The Transport Agency leads the way in plant conservation
The Transport Agency was recognised by the New Zealand Plant Conservation Network with a Special Award for efforts in 'Restoring native plant life to road corridors' at their 2012 awards held in November 2012.
The New Zealand Plant Conservation Network is the country's only non-governmental organisation devoted to protecting indigenous flora, and was set up as an incorporated society in 2003 to work towards implementing the New Zealand Biodiversity Strategy and the Global Plant Conservation Strategy.
The Transport Agency's Environment and Urban Design Team was ecstatic about their win, 'It's great to have our commitment to using native plants in the roading corridor recognised. This practice promotes native biodiversity and decreases our long term maintenance costs by selecting plants that can survive in the local conditions.
Awards recognise environmental compliance
Two Transport Agency projects were recognised in July 2012 for their high degree of environmental compliance, each winning an award from the Waikato Regional Council for achieving a high quality of erosion and sediment control on earthworks. The Te Rapa Alliance Waikato Expressway project won for 'best practice'; and the Atiamuri Bridge Replacement project won for 'innovative practice'.
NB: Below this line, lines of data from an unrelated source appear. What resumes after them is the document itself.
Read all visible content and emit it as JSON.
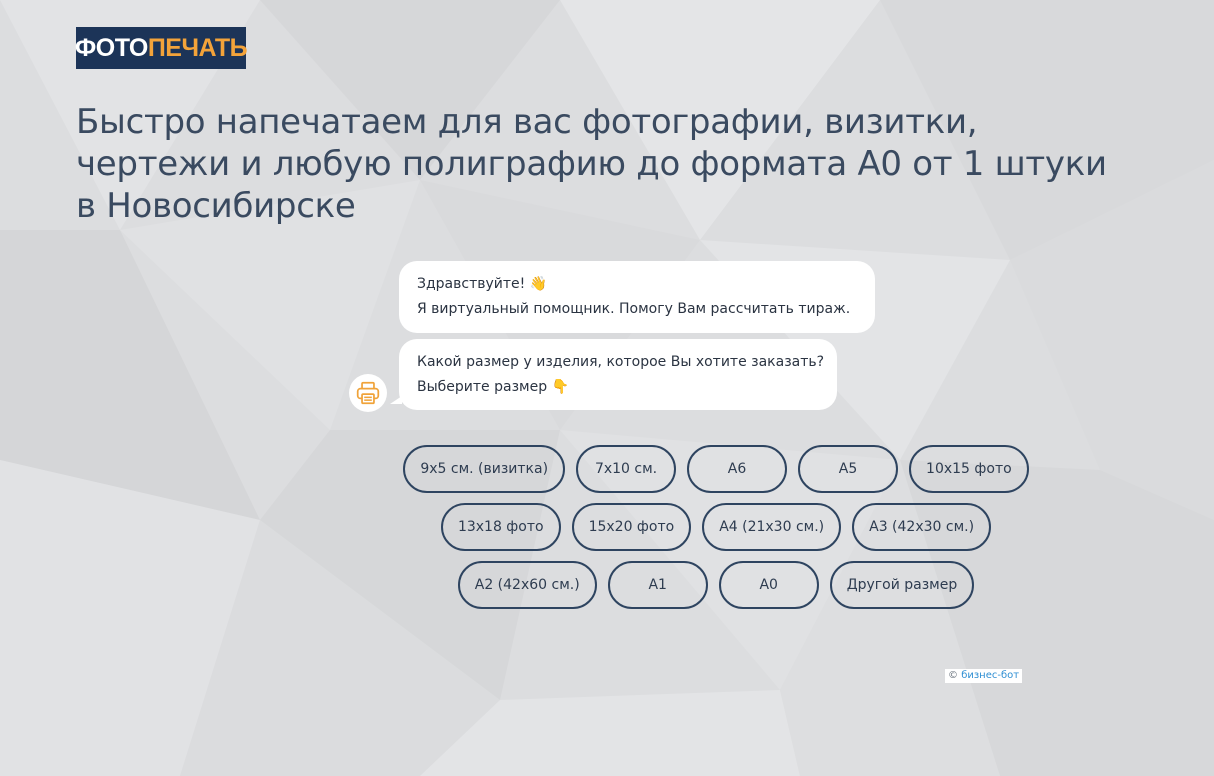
{
  "logo": {
    "part1": "ФОТО",
    "part2": "ПЕЧАТЬ"
  },
  "headline": {
    "line1": "Быстро напечатаем для вас фотографии, визитки,",
    "line2": "чертежи и любую полиграфию до формата А0 от 1 штуки",
    "line3": "в Новосибирске"
  },
  "chat": {
    "greeting": {
      "line1": "Здравствуйте! 👋",
      "line2": "Я виртуальный помощник. Помогу Вам рассчитать тираж."
    },
    "question": {
      "line1": "Какой размер у изделия, которое Вы хотите заказать?",
      "line2": "Выберите размер 👇"
    },
    "avatar_icon": "printer-icon"
  },
  "options": {
    "row1": [
      "9x5 см. (визитка)",
      "7x10 см.",
      "А6",
      "А5",
      "10x15 фото"
    ],
    "row2": [
      "13x18 фото",
      "15x20 фото",
      "А4 (21x30 см.)",
      "А3 (42x30 см.)"
    ],
    "row3": [
      "А2 (42x60 см.)",
      "А1",
      "А0",
      "Другой размер"
    ]
  },
  "credit": {
    "copyright": "©",
    "link": "бизнес-бот"
  },
  "colors": {
    "brand_navy": "#1c3458",
    "brand_orange": "#f3a33a",
    "button_border": "#2e4460",
    "link": "#2f8fd3"
  }
}
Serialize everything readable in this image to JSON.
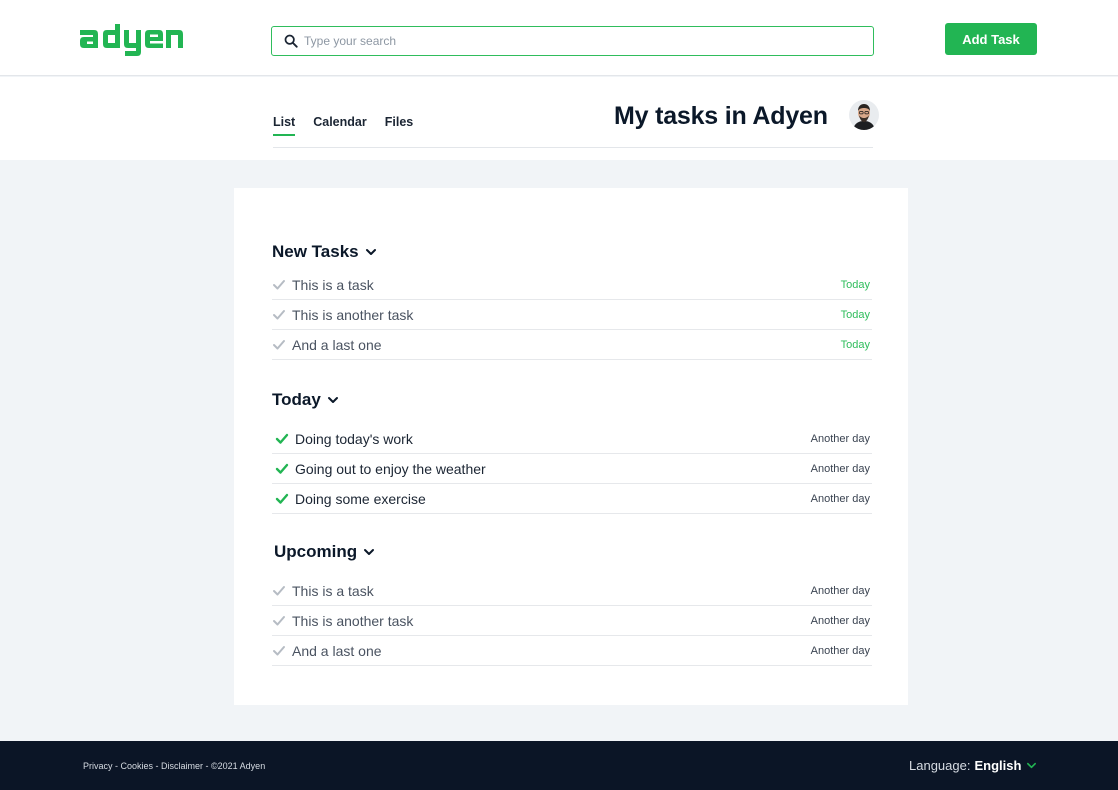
{
  "header": {
    "logo_text": "adyen",
    "search": {
      "placeholder": "Type your search",
      "value": ""
    },
    "add_task_label": "Add Task"
  },
  "subheader": {
    "tabs": [
      {
        "label": "List",
        "active": true
      },
      {
        "label": "Calendar",
        "active": false
      },
      {
        "label": "Files",
        "active": false
      }
    ],
    "title": "My tasks in Adyen"
  },
  "sections": [
    {
      "title": "New Tasks",
      "items": [
        {
          "label": "This is a task",
          "date": "Today",
          "done": false
        },
        {
          "label": "This is another task",
          "date": "Today",
          "done": false
        },
        {
          "label": "And a last one",
          "date": "Today",
          "done": false
        }
      ]
    },
    {
      "title": "Today",
      "items": [
        {
          "label": "Doing today's work",
          "date": "Another day",
          "done": true
        },
        {
          "label": "Going out to enjoy the weather",
          "date": "Another day",
          "done": true
        },
        {
          "label": "Doing some exercise",
          "date": "Another day",
          "done": true
        }
      ]
    },
    {
      "title": "Upcoming",
      "items": [
        {
          "label": "This is a task",
          "date": "Another day",
          "done": false
        },
        {
          "label": "This is another task",
          "date": "Another day",
          "done": false
        },
        {
          "label": "And a last one",
          "date": "Another day",
          "done": false
        }
      ]
    }
  ],
  "footer": {
    "links_text": "Privacy - Cookies - Disclaimer - ©2021 Adyen",
    "language_label": "Language:",
    "language_value": "English"
  },
  "colors": {
    "brand_green": "#22b553",
    "footer_bg": "#0b1526",
    "page_bg": "#f1f4f7"
  },
  "icons": [
    "adyen-logo",
    "search-icon",
    "avatar",
    "chevron-down-icon",
    "check-icon"
  ]
}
NZTA Projects Service Manager, Bryce Carter, says that both awards reflect the effort the Agency is making to minimise the environmental impacts of its construction projects. 'We acknowledge that our projects can have significant effects on the environment - sediment run off is a particular concern. That's why we put a lot of emphasis on minimising environmental effects during and after construction,' says Mr Carter.
Mr Carter says the awards for Te Rapa and for Atiamuri recognise how our projects can be adapted to take account of extremely sensitive environments, making ongoing improvements to processes along the way. 'We are delighted with the work our project teams are doing in achieving this goal.'
The regional council's land and soil programme manager Grant Blackie said the awards acknowledged the 'excellent examples of best practice, innovation and compliance with resource consent conditions'.
The Atiamuri Bridge Replacement project webcams can be viewed online along with project updates, photos and other information on the project's NZTA web pages
Breaking new ground with the 'new' Old Mangere Bridge project
The NZTA's Old Mangere Bridge replacement project was recognised for its public sector excellence, vision, innovation and results by the Institute of Public Administration New Zealand (IPANZ). At the annual IPANZ awards dinner, held in early July 2013, the project to replace a 100 year old bridge and vital walking and cycling connection in Mangere, Auckland, was named a finalist (top 3) in the Integrity and Trust category.
A new category for 2013, it celebrates projects that demonstrate where people thought creatively about how to meet the highest standards of integrity and build trust with people and communities they serve, or how to do the right thing where the normal rules or responses may not be enough.
The project's manager, Sarah Cronwright, says she's pleased that the project's public engagement and consultation strategy has been recognised for excellence.
'Knowing how well-loved the old bridge is to the community, we've been fully committed to listening to and involving the community in this project. Key to this, and building trust and integrity, has been a new business case model which includes talking to stakeholders at a project's very early stages before any designs are put to paper.
'The main benefits of this approach, and finding out from people what their main issues are, include better insight into what the community actually wants and a tighter design brief which requires less re-work and costs during the detailed design phase. On top of this of course is the respect and long-term relationship building the agency is fostering by taking this upfront approach.'
For more information on the project visit the projects pages on our website